TRY IT :: Search the records for the string "jmeno" and copy every line in which it appears.

DATA SUPPLIED ::
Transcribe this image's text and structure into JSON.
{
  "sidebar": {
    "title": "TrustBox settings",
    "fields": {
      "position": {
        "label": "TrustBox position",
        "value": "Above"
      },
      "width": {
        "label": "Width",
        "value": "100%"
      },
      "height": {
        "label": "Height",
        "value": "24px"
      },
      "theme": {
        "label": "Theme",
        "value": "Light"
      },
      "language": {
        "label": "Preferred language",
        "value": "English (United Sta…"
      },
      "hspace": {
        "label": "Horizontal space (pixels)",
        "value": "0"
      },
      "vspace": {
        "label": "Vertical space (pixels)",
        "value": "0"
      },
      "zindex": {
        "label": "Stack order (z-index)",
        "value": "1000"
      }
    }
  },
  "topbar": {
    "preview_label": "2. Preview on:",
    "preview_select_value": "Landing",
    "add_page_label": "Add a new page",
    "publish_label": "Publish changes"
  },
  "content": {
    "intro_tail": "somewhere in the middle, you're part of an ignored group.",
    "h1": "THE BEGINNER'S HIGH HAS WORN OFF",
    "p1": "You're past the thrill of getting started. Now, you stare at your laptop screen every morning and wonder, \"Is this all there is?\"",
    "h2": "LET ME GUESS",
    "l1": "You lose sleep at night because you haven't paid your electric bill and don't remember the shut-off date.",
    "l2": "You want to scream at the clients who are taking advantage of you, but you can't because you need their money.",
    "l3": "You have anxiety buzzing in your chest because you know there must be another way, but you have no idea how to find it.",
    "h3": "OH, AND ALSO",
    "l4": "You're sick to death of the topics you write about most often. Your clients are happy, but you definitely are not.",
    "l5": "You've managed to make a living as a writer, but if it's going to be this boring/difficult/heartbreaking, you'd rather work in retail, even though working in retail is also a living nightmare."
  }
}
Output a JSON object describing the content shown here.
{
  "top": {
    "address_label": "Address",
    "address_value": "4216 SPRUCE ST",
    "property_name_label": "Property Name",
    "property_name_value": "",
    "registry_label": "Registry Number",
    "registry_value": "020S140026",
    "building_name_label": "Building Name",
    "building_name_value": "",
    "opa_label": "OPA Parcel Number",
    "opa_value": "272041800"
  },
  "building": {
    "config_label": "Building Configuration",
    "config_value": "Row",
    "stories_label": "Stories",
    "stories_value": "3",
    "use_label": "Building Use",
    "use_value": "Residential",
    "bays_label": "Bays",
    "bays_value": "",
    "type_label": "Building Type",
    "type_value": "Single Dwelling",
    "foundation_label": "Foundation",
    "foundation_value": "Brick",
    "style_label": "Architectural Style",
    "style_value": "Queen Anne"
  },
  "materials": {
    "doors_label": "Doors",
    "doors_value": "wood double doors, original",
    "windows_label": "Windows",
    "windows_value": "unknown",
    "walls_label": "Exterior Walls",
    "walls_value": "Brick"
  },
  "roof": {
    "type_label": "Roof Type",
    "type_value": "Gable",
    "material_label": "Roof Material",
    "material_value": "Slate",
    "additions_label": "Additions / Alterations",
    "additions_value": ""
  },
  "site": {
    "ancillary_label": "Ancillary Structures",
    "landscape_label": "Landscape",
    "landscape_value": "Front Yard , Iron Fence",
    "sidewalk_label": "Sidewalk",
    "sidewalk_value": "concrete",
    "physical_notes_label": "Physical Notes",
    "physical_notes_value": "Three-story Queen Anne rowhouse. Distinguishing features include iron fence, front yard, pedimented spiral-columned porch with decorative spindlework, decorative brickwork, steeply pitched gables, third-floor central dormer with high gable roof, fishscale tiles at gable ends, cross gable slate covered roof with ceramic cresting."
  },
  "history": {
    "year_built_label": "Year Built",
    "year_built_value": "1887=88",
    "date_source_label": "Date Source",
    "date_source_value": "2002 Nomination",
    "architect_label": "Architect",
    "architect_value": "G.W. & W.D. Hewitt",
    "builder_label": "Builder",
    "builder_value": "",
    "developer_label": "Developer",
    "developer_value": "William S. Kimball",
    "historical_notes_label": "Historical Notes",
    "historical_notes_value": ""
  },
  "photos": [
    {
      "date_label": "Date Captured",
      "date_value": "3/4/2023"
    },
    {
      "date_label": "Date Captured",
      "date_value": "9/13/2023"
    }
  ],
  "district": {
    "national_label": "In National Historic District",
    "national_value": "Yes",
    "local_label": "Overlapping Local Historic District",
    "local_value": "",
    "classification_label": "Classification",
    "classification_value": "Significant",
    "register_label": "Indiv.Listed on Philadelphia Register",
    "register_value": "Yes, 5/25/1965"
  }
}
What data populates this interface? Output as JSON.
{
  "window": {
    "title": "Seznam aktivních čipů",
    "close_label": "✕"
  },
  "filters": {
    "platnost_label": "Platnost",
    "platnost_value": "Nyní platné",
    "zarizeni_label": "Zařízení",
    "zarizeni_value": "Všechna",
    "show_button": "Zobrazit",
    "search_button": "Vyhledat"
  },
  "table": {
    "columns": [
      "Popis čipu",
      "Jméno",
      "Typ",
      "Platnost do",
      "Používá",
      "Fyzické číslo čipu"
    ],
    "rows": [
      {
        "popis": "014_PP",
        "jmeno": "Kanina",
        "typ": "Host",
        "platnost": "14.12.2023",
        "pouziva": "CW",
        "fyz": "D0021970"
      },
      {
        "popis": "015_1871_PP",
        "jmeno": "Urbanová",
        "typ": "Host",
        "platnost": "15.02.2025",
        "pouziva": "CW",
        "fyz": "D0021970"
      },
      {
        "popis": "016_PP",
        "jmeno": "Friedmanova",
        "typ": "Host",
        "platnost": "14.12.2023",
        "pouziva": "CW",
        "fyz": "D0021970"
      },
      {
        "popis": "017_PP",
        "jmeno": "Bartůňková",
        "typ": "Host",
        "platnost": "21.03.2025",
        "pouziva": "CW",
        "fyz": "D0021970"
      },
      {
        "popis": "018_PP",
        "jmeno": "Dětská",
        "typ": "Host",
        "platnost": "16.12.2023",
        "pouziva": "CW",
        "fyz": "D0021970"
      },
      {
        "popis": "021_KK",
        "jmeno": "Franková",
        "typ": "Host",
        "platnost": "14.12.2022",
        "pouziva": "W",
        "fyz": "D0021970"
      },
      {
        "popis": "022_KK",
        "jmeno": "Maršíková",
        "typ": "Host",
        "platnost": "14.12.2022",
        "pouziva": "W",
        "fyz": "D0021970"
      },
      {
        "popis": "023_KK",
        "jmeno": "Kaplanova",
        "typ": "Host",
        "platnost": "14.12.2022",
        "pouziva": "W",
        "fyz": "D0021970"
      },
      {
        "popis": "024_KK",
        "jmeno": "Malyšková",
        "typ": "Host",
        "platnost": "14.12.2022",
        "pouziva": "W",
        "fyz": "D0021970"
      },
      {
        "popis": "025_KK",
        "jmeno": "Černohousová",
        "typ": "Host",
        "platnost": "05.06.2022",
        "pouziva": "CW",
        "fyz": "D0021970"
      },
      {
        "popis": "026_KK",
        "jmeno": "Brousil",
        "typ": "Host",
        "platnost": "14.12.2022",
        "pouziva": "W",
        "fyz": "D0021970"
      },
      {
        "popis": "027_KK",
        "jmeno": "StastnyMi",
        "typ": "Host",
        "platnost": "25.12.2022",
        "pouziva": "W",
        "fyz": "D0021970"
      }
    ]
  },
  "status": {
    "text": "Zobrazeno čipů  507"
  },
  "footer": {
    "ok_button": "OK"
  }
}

WRITTEN REPLY ::
        "jmeno": "Kanina",
        "jmeno": "Urbanová",
        "jmeno": "Friedmanova",
        "jmeno": "Bartůňková",
        "jmeno": "Dětská",
        "jmeno": "Franková",
        "jmeno": "Maršíková",
        "jmeno": "Kaplanova",
        "jmeno": "Malyšková",
        "jmeno": "Černohousová",
        "jmeno": "Brousil",
        "jmeno": "StastnyMi",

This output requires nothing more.